* REQUIRED WORK *
Where does the word "Starting" appear in the data? Copy every line that holds it.

(Data records)
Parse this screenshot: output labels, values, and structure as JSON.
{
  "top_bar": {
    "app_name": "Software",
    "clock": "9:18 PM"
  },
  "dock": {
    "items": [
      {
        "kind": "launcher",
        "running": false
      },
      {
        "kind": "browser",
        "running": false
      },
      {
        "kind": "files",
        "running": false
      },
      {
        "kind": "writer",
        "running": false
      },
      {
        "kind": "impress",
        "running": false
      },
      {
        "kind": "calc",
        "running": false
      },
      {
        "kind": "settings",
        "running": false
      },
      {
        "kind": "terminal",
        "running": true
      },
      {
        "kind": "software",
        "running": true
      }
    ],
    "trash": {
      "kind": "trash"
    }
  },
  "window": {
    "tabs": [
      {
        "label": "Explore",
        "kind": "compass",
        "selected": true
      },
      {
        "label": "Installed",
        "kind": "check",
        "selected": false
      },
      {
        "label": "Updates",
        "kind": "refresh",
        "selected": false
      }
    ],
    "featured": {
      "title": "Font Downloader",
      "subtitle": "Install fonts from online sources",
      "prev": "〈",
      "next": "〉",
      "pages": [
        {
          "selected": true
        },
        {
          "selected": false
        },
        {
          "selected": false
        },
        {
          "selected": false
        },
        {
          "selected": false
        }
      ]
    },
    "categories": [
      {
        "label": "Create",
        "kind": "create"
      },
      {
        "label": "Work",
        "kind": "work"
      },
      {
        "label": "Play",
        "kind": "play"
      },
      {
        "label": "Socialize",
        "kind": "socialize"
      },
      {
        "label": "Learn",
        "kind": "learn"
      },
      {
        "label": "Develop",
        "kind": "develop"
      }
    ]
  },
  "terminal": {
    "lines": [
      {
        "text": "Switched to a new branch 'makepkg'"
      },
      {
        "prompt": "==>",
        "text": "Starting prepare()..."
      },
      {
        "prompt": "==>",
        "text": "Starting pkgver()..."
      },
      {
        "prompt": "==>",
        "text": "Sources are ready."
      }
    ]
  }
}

* EXERCISE ANSWER *
        "text": "Starting prepare()..."
        "text": "Starting pkgver()..."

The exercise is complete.